Letters Increase in pertussis

Increase in pertussis may be due to increased recognition and diagnosis

BMJ 2012; 345 doi: http://dx.doi.org/10.1136/bmj.e5463 (Published 21 August 2012) Cite this as: BMJ 2012;345:e5463
  1. Douglas Jenkinson, retired general practitioner1
  1. 1Keyworth Medical Practice, Nottingham NG12 5JU, UK
  1. dougjenkinson{at}btinternet.com

I have meticulously studied all cases of whooping cough in my practice since 1977 and I have published many papers on the subject, mainly in the BMJ.

The increase in reported cases coincides with similar increases in the US and Australia.1 A large proportion of this increase is probably the result of better recognition and diagnosis. My data provide good evidence that it never went away. What went away was the ability of doctors to recognise it, and in the absence of a practicable diagnostic test, official figures fell.

Email feedback from people who have had whooping cough indicates that, in the past five years, doctors in the UK, US, and Australia have become more willing to consider the diagnosis in adults. This coincides with the wider availability of a practicable blood test.

I have noted a high incidence, including in teenagers and adults, for 20 years. For example, in 2002 my practice (11 000 patients) diagnosed 44 cases, 5% of all cases notified in England and Wales that year; 14 were confirmed by culture. A further eight were tested serologically and all were positive. Nineteen were aged 12 years or more.

The figure compares cases in my practice (Keyworth) with England and Wales. It shows a steady fall in notifications in England and Wales after 1982, which contrasts with the continued high rate in Keyworth.


Numbers of cases of pertussis in Keyworth and England and Wales per 100 000 population (rounded to the nearest whole number), 1977-2011

Incidence may really be increasing, and I fully support any new immunisation strategies that will reduce the risks to infants, but I think the Health Protection Agency should be cautious when using its own possibly flawed data to support well intentioned policy changes.

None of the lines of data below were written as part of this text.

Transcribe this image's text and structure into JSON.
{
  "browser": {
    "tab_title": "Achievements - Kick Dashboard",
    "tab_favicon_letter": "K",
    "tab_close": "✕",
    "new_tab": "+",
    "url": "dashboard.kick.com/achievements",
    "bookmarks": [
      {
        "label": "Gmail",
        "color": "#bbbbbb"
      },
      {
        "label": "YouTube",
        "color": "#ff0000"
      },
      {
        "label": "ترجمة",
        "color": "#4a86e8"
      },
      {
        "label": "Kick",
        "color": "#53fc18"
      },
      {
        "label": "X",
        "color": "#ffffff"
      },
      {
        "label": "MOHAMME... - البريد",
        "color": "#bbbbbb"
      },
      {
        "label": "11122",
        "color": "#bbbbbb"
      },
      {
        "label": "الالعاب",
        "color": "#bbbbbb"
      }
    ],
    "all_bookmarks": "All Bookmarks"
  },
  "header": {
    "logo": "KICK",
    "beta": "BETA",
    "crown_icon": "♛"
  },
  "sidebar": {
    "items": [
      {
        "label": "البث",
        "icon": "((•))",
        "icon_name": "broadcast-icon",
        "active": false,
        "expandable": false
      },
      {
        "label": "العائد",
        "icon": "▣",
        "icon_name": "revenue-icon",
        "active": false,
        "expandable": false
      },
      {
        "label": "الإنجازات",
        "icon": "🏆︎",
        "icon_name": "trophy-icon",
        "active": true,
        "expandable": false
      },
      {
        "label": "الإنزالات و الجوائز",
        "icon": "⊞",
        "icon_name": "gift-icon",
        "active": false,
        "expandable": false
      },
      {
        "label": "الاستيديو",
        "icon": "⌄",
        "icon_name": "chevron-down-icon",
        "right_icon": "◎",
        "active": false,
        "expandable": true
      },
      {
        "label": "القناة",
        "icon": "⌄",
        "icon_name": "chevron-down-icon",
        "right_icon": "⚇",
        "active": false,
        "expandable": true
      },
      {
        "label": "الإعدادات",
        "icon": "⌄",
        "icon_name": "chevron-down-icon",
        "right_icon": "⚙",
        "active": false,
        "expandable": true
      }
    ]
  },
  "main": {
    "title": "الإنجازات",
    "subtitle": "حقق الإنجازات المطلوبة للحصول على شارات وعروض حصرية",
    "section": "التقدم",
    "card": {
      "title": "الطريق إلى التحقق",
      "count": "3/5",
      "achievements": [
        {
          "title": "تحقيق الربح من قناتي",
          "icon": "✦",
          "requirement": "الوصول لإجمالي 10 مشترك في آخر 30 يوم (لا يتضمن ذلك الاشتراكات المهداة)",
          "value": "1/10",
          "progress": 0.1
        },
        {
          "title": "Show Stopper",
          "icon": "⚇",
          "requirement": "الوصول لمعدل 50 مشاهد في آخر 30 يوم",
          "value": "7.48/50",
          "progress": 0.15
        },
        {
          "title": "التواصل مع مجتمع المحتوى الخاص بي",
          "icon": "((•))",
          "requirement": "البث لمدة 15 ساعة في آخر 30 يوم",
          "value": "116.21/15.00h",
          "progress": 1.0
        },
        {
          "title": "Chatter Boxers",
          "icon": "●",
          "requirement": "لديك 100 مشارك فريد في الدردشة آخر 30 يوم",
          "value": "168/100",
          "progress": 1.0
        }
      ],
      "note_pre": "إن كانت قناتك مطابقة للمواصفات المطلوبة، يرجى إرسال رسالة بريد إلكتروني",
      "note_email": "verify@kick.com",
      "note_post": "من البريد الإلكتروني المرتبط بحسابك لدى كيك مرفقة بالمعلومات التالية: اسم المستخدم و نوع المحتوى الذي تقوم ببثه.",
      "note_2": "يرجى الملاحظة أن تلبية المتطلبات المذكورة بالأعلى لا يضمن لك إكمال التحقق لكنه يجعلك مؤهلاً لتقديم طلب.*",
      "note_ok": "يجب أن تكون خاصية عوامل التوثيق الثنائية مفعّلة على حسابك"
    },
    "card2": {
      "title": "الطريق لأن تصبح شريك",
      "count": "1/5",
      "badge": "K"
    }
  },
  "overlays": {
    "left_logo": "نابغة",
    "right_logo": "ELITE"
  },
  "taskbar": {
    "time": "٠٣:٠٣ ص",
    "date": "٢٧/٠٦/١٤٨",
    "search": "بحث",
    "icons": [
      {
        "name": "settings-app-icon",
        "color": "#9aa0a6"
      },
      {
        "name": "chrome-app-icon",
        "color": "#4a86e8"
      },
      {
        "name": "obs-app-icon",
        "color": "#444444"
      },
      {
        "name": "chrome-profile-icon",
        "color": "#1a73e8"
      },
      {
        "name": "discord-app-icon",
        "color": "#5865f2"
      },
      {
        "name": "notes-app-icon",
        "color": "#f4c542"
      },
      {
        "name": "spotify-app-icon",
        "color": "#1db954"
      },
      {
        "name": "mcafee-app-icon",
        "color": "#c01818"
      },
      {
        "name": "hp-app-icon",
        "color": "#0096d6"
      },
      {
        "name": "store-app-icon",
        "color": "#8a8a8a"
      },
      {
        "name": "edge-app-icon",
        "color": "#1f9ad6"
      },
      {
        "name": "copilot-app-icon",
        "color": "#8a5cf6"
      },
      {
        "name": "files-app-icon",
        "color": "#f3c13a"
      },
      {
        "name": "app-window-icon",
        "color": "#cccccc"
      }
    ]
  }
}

Cite this as: BMJ 2012;345:e5463


  • Competing interests: DJ has a website that provides whooping cough information. He offers a fee paying advice service. The fees from this do not cover the expense of maintaining the site.